For the week preceding Christmas, kids in Switzerland dress up and visit others bearing small gifts. Bell ringing competitions between villages to call people to midnight mass have become common traditions, as have the gathering after the service for families to share giant homemade donuts (ringli) and hot chocolate.

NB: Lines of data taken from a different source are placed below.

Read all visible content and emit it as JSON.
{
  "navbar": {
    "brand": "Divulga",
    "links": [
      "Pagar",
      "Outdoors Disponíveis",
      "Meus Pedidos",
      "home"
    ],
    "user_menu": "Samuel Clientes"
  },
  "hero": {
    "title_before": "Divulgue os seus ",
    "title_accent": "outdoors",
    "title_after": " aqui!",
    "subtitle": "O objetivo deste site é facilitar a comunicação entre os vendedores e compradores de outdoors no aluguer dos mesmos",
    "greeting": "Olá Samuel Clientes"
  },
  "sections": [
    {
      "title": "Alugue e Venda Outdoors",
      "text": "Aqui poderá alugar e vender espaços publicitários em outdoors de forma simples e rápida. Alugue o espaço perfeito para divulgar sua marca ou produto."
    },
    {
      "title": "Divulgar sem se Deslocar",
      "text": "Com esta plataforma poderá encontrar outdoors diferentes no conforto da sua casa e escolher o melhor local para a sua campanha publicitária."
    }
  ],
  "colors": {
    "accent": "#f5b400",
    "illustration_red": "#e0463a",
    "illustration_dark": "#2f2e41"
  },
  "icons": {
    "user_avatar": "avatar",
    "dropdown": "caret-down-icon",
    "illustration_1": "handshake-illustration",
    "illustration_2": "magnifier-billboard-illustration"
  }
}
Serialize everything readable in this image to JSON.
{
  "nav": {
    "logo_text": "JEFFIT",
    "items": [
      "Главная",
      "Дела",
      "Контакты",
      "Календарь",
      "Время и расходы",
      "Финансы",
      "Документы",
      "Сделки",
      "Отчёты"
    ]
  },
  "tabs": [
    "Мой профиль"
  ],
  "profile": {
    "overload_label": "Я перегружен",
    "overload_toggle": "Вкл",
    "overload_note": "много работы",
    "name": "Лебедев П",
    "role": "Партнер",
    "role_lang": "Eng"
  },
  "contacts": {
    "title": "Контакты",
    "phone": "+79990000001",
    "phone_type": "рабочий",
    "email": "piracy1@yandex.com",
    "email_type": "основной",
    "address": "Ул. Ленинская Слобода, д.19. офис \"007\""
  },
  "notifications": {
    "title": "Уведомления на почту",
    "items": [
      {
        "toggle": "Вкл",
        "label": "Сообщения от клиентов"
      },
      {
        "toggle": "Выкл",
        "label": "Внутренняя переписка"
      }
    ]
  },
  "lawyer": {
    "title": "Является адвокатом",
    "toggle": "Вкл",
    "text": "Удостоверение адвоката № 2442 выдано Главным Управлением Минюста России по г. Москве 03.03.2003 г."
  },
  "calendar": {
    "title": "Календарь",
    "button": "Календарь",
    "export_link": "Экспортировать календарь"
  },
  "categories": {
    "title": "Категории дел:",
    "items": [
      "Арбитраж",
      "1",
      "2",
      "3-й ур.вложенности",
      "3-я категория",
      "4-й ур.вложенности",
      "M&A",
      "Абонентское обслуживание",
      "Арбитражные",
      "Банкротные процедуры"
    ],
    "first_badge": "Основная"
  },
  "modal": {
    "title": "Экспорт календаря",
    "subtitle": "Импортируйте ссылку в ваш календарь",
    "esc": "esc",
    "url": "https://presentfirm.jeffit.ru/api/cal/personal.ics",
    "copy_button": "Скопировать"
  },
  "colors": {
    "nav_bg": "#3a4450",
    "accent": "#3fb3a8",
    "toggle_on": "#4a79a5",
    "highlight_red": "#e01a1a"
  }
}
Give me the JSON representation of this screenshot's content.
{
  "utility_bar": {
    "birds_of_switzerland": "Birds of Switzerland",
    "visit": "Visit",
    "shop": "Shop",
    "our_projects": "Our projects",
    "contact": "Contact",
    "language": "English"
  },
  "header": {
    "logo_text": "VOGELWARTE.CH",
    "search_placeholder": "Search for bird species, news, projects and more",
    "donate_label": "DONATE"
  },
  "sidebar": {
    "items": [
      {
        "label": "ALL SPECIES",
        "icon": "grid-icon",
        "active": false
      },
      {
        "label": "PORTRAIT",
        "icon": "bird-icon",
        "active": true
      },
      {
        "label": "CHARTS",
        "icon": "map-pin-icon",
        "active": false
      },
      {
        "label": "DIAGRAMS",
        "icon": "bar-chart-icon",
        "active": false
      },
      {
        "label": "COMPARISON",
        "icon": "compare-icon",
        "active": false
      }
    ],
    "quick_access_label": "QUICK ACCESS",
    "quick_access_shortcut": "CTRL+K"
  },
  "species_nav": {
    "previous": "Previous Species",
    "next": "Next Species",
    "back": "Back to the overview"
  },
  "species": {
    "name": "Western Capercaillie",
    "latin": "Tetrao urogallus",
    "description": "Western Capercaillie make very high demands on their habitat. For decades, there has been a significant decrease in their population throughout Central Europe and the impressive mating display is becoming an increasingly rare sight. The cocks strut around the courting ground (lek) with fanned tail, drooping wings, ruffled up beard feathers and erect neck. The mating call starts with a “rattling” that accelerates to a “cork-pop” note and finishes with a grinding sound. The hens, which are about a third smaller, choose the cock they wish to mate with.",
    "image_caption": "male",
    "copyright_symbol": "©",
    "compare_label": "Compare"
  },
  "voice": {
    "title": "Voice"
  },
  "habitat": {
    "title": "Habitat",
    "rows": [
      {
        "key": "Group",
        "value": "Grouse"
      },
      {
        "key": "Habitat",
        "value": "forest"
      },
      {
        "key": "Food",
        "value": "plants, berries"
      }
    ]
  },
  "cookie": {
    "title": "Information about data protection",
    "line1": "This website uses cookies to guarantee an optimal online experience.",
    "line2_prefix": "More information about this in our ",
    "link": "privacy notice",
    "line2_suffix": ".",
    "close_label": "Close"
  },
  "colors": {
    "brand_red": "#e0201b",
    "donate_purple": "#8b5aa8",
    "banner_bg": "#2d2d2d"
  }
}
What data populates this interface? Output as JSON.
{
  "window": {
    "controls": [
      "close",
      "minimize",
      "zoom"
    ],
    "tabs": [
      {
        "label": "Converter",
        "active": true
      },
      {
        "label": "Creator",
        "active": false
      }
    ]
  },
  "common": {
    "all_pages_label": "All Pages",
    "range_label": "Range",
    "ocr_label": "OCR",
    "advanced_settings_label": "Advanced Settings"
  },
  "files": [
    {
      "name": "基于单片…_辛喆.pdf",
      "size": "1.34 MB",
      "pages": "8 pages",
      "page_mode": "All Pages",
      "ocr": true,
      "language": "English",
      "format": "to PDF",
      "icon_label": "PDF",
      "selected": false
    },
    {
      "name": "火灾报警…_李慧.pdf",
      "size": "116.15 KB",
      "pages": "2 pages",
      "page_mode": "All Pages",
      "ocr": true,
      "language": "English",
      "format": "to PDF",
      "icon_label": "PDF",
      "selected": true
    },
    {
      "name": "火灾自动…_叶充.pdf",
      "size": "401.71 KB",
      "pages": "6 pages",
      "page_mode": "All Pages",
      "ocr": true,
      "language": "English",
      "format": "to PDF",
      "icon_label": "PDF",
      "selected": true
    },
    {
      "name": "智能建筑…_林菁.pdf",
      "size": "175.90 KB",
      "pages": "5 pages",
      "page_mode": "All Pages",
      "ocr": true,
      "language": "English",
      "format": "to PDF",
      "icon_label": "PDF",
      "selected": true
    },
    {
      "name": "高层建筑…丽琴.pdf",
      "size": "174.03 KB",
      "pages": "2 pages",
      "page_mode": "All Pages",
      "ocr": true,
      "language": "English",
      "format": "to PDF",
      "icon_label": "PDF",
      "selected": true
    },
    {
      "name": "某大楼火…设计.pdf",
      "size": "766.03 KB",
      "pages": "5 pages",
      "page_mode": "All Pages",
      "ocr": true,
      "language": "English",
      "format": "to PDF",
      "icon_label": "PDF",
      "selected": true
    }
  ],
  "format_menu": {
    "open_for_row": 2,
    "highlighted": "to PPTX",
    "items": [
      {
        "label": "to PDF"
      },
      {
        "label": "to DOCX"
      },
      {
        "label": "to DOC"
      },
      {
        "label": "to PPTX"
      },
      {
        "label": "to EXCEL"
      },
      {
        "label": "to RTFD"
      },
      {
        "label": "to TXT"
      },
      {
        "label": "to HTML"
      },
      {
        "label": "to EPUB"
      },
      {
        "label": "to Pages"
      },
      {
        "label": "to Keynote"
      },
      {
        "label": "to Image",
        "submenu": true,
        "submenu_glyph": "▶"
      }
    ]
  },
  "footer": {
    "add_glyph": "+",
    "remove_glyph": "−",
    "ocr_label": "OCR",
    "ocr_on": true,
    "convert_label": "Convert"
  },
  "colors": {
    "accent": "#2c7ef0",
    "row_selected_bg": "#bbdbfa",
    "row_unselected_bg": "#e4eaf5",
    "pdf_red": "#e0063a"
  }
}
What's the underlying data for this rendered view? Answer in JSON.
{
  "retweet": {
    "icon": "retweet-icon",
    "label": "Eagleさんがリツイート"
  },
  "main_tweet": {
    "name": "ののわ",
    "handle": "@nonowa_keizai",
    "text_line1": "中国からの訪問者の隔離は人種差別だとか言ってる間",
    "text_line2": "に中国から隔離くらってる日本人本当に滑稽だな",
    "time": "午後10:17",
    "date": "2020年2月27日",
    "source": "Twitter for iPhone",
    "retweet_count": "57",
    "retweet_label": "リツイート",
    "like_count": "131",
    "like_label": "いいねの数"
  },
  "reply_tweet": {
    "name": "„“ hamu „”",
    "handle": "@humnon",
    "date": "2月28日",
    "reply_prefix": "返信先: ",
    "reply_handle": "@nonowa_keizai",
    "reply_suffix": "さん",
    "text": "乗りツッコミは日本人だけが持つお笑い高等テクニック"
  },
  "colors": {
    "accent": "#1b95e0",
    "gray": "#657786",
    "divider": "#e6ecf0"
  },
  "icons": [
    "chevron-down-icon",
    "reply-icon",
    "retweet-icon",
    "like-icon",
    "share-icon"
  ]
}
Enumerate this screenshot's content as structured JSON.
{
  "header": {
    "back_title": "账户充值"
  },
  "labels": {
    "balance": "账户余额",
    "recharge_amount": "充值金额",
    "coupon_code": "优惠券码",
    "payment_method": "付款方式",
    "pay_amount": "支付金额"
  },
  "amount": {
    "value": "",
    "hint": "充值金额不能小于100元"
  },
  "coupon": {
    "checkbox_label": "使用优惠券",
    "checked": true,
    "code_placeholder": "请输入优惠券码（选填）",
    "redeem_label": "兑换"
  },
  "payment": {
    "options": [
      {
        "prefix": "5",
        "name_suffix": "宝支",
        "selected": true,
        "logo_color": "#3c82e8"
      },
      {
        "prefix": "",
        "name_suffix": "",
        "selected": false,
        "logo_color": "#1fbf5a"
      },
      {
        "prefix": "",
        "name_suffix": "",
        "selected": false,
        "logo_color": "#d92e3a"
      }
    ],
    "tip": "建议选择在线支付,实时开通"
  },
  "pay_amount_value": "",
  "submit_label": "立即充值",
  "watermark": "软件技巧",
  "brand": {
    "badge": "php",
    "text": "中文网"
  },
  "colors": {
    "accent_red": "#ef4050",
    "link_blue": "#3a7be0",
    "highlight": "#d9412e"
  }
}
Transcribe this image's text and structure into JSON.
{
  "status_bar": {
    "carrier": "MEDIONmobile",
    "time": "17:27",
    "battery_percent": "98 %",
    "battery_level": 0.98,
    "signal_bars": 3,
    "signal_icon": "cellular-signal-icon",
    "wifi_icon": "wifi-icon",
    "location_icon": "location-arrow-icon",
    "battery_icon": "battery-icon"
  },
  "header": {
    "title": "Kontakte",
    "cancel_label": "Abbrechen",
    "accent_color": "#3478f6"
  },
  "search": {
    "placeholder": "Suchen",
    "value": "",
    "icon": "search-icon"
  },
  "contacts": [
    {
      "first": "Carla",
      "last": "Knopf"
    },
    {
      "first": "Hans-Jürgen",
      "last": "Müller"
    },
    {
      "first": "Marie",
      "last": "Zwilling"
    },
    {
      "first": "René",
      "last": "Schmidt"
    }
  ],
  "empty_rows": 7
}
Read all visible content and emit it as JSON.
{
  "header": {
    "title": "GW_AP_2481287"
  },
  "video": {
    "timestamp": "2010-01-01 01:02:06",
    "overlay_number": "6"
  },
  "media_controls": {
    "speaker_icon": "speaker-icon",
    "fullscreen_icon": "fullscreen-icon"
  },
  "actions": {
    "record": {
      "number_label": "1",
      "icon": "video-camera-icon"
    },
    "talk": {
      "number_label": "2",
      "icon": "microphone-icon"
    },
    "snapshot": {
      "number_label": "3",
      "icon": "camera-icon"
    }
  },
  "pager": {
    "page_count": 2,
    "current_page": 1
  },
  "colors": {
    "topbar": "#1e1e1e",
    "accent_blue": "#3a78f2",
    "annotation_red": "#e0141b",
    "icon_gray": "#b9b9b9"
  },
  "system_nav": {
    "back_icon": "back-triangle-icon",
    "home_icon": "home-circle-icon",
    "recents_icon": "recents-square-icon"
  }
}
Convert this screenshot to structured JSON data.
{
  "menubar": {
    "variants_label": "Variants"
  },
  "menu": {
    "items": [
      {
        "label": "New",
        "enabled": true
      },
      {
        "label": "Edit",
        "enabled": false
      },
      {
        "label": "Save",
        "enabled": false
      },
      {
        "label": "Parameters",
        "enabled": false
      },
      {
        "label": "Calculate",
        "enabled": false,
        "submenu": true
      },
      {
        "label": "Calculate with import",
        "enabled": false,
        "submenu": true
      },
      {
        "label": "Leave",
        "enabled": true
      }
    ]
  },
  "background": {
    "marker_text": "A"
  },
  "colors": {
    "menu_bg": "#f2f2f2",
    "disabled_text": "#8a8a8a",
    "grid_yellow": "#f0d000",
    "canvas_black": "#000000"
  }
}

Because Switzerland's traditions stem mainly from 4 different cultures, Switzerland offers a wide variety of traditions and celebrations at Christmas time. Aside from native Swiss influences, Swiss Christmas times are also influenced by German, Italian, and French customs and traditions. Gifts are given by some on Christmas Eve, and by others on New Year's Day. Though many celebrate gifts brought by Christkindli, others believe the generous spirits of St. Nicholas or Father Christmas and his wife Lucy to be responsible for the gifts. The manger scene still holds significant symbolism and importance in heralding the arrival of Christ, but the Christmas tree is also an icon. Carols are sung by Sternsingers dressed as the Three Kings in 4 languages. It seems that Switzerland has remained neutral even in holiday spirit.